In case you missed it, Facebook banned the sharing of news in Australia last week. The new ruling was rolled out very clumsily, with the public suddenly unable to access swathes of essential information services. Look, I won’t re-hash the story. That linked article gives a pretty clear rundown of what happened.
I feel like I should be righteously indignant about this, but I’m not. I’m concerned and I’m curious. We, the users of giant “free” social media platforms, are subject to decisions made by opaque corporations and governments scrambling to keep up with changing technology.
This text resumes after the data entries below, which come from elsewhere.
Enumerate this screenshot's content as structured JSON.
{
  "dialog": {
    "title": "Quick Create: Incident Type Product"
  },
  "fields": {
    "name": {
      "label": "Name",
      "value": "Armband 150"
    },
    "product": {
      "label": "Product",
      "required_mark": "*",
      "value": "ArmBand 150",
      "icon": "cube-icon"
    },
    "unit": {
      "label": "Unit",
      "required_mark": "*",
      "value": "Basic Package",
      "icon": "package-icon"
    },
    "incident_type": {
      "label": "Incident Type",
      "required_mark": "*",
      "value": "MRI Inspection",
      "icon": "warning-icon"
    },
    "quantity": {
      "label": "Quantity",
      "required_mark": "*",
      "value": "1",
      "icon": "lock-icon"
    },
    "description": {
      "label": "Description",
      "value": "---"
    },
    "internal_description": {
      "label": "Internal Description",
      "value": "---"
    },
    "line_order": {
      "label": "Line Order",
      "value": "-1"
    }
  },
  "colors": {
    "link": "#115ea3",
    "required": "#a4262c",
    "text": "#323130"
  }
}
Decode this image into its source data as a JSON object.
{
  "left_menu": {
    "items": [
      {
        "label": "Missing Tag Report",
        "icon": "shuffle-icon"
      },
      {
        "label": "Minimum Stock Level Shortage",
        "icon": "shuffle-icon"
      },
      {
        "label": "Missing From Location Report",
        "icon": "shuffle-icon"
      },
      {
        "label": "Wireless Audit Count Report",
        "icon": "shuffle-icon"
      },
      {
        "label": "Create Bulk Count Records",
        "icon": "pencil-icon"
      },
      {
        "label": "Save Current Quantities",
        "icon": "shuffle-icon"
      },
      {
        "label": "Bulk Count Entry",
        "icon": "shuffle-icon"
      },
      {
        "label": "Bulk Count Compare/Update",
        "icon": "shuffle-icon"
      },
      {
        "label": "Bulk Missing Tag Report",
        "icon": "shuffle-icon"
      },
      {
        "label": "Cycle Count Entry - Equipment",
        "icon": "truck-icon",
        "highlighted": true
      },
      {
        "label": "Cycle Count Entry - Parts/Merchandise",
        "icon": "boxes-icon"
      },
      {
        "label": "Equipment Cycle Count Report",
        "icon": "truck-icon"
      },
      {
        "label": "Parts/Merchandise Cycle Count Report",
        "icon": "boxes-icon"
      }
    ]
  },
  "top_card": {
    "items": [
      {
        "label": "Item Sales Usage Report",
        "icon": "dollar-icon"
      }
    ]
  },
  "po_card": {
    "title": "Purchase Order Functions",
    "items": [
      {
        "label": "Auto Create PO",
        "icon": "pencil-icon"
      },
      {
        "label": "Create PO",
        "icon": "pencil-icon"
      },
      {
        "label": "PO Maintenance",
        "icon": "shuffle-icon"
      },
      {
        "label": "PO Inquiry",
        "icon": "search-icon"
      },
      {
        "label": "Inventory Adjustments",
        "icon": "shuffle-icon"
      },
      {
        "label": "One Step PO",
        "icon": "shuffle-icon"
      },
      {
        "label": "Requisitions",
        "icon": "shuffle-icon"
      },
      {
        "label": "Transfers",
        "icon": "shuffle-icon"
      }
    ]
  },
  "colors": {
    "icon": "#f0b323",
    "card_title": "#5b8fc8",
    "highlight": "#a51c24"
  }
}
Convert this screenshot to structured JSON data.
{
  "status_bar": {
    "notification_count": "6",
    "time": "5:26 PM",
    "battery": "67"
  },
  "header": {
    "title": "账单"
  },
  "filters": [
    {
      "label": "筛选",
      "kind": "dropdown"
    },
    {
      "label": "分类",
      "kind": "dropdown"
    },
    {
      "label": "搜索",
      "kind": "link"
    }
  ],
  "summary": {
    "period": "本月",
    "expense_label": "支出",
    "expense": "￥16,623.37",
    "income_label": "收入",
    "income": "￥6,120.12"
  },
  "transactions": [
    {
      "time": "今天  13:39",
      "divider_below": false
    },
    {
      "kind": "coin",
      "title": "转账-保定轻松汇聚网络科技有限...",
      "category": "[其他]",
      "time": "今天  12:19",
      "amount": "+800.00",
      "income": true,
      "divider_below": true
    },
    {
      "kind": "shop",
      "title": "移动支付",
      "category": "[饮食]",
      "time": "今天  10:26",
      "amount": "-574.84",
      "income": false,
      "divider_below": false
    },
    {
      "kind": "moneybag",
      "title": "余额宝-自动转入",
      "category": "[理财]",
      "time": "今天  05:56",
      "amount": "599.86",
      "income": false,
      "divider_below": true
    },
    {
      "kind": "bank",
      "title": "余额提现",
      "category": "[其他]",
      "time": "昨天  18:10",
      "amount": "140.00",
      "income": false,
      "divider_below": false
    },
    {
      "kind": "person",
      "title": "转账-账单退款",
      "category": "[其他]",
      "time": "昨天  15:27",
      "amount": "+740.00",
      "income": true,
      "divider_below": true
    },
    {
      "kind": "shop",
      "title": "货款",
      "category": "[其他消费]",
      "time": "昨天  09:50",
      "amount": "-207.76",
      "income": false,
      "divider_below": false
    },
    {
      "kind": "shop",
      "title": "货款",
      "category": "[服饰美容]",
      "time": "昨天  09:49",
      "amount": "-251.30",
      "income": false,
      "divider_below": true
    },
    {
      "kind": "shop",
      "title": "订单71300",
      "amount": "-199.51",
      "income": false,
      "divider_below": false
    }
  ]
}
In this unexplored social, technological and legislative territory, these decisions amount to large-scale experiments with us as the lab rats.
And the two questions we may not ask ourselves enough remain:
- Are we okay with this?
- And, what’s the alternative if we aren’t?
What would communication look like if you were to give up social media? What would you miss out on if the rest of your social network stayed on there? Could your small business, hobby, desire for connection flourish without it?
As usual, I have more questions than answers. I know no one’s forcing us to stay on these big platforms, but I also realise that everyone’s situation is different. Some people depend on social media because other avenues are inaccessible to them. So to get all high and mighty about the choices people make is very often an exercise in projection.
There are flaws on both sides of the fence. Neither Facebook nor Australia’s news media have a clean track record, and the optimist in me wants to believe this is part of the shake-up needed for everyone to figure out a smart way forward. And still, I worry about those of us who would become “collateral damage” in the process. I worry that we’re the frog in the water and whoever’s turning up the temperature won’t know when to stop.
Is that paranoid and overly dramatic? I hope so. I hope that’s all it turns out to be.